[Opening Source material section]

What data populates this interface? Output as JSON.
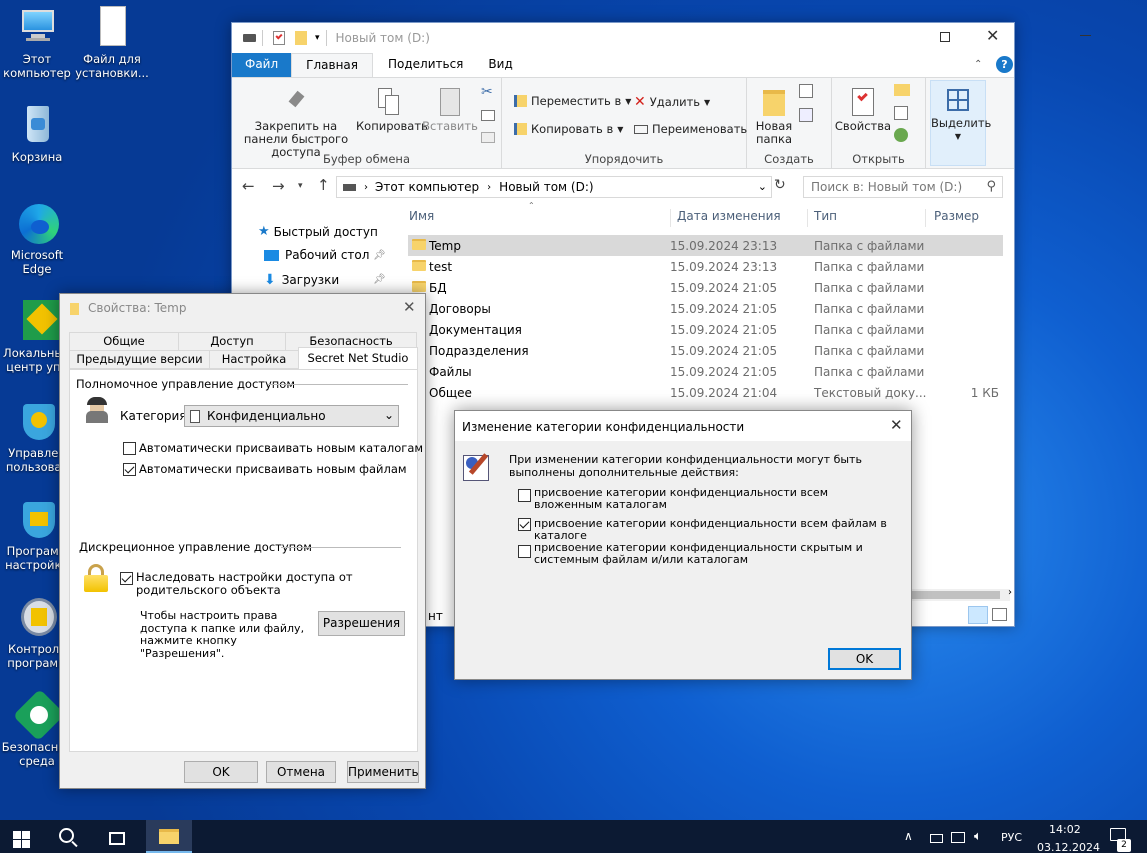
{
  "desktop": {
    "icons": [
      {
        "label": "Этот компьютер"
      },
      {
        "label": "Файл для установки..."
      },
      {
        "label": "Корзина"
      },
      {
        "label": "Microsoft Edge"
      },
      {
        "label": "Локальный центр упр"
      },
      {
        "label": "Управлен пользоват"
      },
      {
        "label": "Программ настройки"
      },
      {
        "label": "Контроль программ"
      },
      {
        "label": "Безопасная среда"
      }
    ]
  },
  "explorer": {
    "title": "Новый том (D:)",
    "tabs": [
      "Файл",
      "Главная",
      "Поделиться",
      "Вид"
    ],
    "ribbon": {
      "pin": "Закрепить на панели быстрого доступа",
      "copy": "Копировать",
      "paste": "Вставить",
      "clipboard_group": "Буфер обмена",
      "move_to": "Переместить в",
      "copy_to": "Копировать в",
      "delete": "Удалить",
      "rename": "Переименовать",
      "organize_group": "Упорядочить",
      "new_folder": "Новая папка",
      "create_group": "Создать",
      "properties": "Свойства",
      "open_group": "Открыть",
      "select": "Выделить"
    },
    "address": {
      "crumb1": "Этот компьютер",
      "crumb2": "Новый том (D:)",
      "search_placeholder": "Поиск в: Новый том (D:)"
    },
    "nav": {
      "quick": "Быстрый доступ",
      "desktop": "Рабочий стол",
      "downloads": "Загрузки"
    },
    "columns": {
      "name": "Имя",
      "date": "Дата изменения",
      "type": "Тип",
      "size": "Размер"
    },
    "files": [
      {
        "name": "Temp",
        "date": "15.09.2024 23:13",
        "type": "Папка с файлами",
        "size": ""
      },
      {
        "name": "test",
        "date": "15.09.2024 23:13",
        "type": "Папка с файлами",
        "size": ""
      },
      {
        "name": "БД",
        "date": "15.09.2024 21:05",
        "type": "Папка с файлами",
        "size": ""
      },
      {
        "name": "Договоры",
        "date": "15.09.2024 21:05",
        "type": "Папка с файлами",
        "size": ""
      },
      {
        "name": "Документация",
        "date": "15.09.2024 21:05",
        "type": "Папка с файлами",
        "size": ""
      },
      {
        "name": "Подразделения",
        "date": "15.09.2024 21:05",
        "type": "Папка с файлами",
        "size": ""
      },
      {
        "name": "Файлы",
        "date": "15.09.2024 21:05",
        "type": "Папка с файлами",
        "size": ""
      },
      {
        "name": "Общее",
        "date": "15.09.2024 21:04",
        "type": "Текстовый доку...",
        "size": "1 КБ"
      }
    ],
    "status_partial": "нт"
  },
  "props": {
    "title": "Свойства: Temp",
    "tabs_row1": [
      "Общие",
      "Доступ",
      "Безопасность"
    ],
    "tabs_row2": [
      "Предыдущие версии",
      "Настройка",
      "Secret Net Studio"
    ],
    "mandatory_header": "Полномочное управление доступом",
    "category_label": "Категория:",
    "category_value": "Конфиденциально",
    "auto_dirs": "Автоматически присваивать новым каталогам",
    "auto_files": "Автоматически присваивать новым файлам",
    "discretionary_header": "Дискреционное управление доступом",
    "inherit": "Наследовать настройки доступа от родительского объекта",
    "hint": "Чтобы настроить права доступа к папке или файлу, нажмите кнопку \"Разрешения\".",
    "permissions_btn": "Разрешения",
    "ok": "OK",
    "cancel": "Отмена",
    "apply": "Применить"
  },
  "conf": {
    "title": "Изменение категории конфиденциальности",
    "intro": "При изменении категории конфиденциальности могут быть выполнены дополнительные действия:",
    "opt1": "присвоение категории конфиденциальности всем вложенным каталогам",
    "opt2": "присвоение категории конфиденциальности всем файлам в каталоге",
    "opt3": "присвоение категории конфиденциальности скрытым и системным файлам и/или каталогам",
    "ok": "OK"
  },
  "taskbar": {
    "lang": "РУС",
    "time": "14:02",
    "date": "03.12.2024",
    "notif_count": "2"
  },
  "colors": {
    "accent": "#1979ca",
    "selection": "#cce8ff",
    "hover_row": "#d9d9d9"
  }
}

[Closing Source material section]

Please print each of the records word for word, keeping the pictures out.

What data populates this interface? Output as JSON.
{
  "desktop": {
    "icons": [
      {
        "label": "Этот компьютер"
      },
      {
        "label": "Файл для установки..."
      },
      {
        "label": "Корзина"
      },
      {
        "label": "Microsoft Edge"
      },
      {
        "label": "Локальный центр упр"
      },
      {
        "label": "Управлен пользоват"
      },
      {
        "label": "Программ настройки"
      },
      {
        "label": "Контроль программ"
      },
      {
        "label": "Безопасная среда"
      }
    ]
  },
  "explorer": {
    "title": "Новый том (D:)",
    "tabs": [
      "Файл",
      "Главная",
      "Поделиться",
      "Вид"
    ],
    "ribbon": {
      "pin": "Закрепить на панели быстрого доступа",
      "copy": "Копировать",
      "paste": "Вставить",
      "clipboard_group": "Буфер обмена",
      "move_to": "Переместить в",
      "copy_to": "Копировать в",
      "delete": "Удалить",
      "rename": "Переименовать",
      "organize_group": "Упорядочить",
      "new_folder": "Новая папка",
      "create_group": "Создать",
      "properties": "Свойства",
      "open_group": "Открыть",
      "select": "Выделить"
    },
    "address": {
      "crumb1": "Этот компьютер",
      "crumb2": "Новый том (D:)",
      "search_placeholder": "Поиск в: Новый том (D:)"
    },
    "nav": {
      "quick": "Быстрый доступ",
      "desktop": "Рабочий стол",
      "downloads": "Загрузки"
    },
    "columns": {
      "name": "Имя",
      "date": "Дата изменения",
      "type": "Тип",
      "size": "Размер"
    },
    "files": [
      {
        "name": "Temp",
        "date": "15.09.2024 23:13",
        "type": "Папка с файлами",
        "size": ""
      },
      {
        "name": "test",
        "date": "15.09.2024 23:13",
        "type": "Папка с файлами",
        "size": ""
      },
      {
        "name": "БД",
        "date": "15.09.2024 21:05",
        "type": "Папка с файлами",
        "size": ""
      },
      {
        "name": "Договоры",
        "date": "15.09.2024 21:05",
        "type": "Папка с файлами",
        "size": ""
      },
      {
        "name": "Документация",
        "date": "15.09.2024 21:05",
        "type": "Папка с файлами",
        "size": ""
      },
      {
        "name": "Подразделения",
        "date": "15.09.2024 21:05",
        "type": "Папка с файлами",
        "size": ""
      },
      {
        "name": "Файлы",
        "date": "15.09.2024 21:05",
        "type": "Папка с файлами",
        "size": ""
      },
      {
        "name": "Общее",
        "date": "15.09.2024 21:04",
        "type": "Текстовый доку...",
        "size": "1 КБ"
      }
    ],
    "status_partial": "нт"
  },
  "props": {
    "title": "Свойства: Temp",
    "tabs_row1": [
      "Общие",
      "Доступ",
      "Безопасность"
    ],
    "tabs_row2": [
      "Предыдущие версии",
      "Настройка",
      "Secret Net Studio"
    ],
    "mandatory_header": "Полномочное управление доступом",
    "category_label": "Категория:",
    "category_value": "Конфиденциально",
    "auto_dirs": "Автоматически присваивать новым каталогам",
    "auto_files": "Автоматически присваивать новым файлам",
    "discretionary_header": "Дискреционное управление доступом",
    "inherit": "Наследовать настройки доступа от родительского объекта",
    "hint": "Чтобы настроить права доступа к папке или файлу, нажмите кнопку \"Разрешения\".",
    "permissions_btn": "Разрешения",
    "ok": "OK",
    "cancel": "Отмена",
    "apply": "Применить"
  },
  "conf": {
    "title": "Изменение категории конфиденциальности",
    "intro": "При изменении категории конфиденциальности могут быть выполнены дополнительные действия:",
    "opt1": "присвоение категории конфиденциальности всем вложенным каталогам",
    "opt2": "присвоение категории конфиденциальности всем файлам в каталоге",
    "opt3": "присвоение категории конфиденциальности скрытым и системным файлам и/или каталогам",
    "ok": "OK"
  },
  "taskbar": {
    "lang": "РУС",
    "time": "14:02",
    "date": "03.12.2024",
    "notif_count": "2"
  },
  "colors": {
    "accent": "#1979ca",
    "selection": "#cce8ff",
    "hover_row": "#d9d9d9"
  }
}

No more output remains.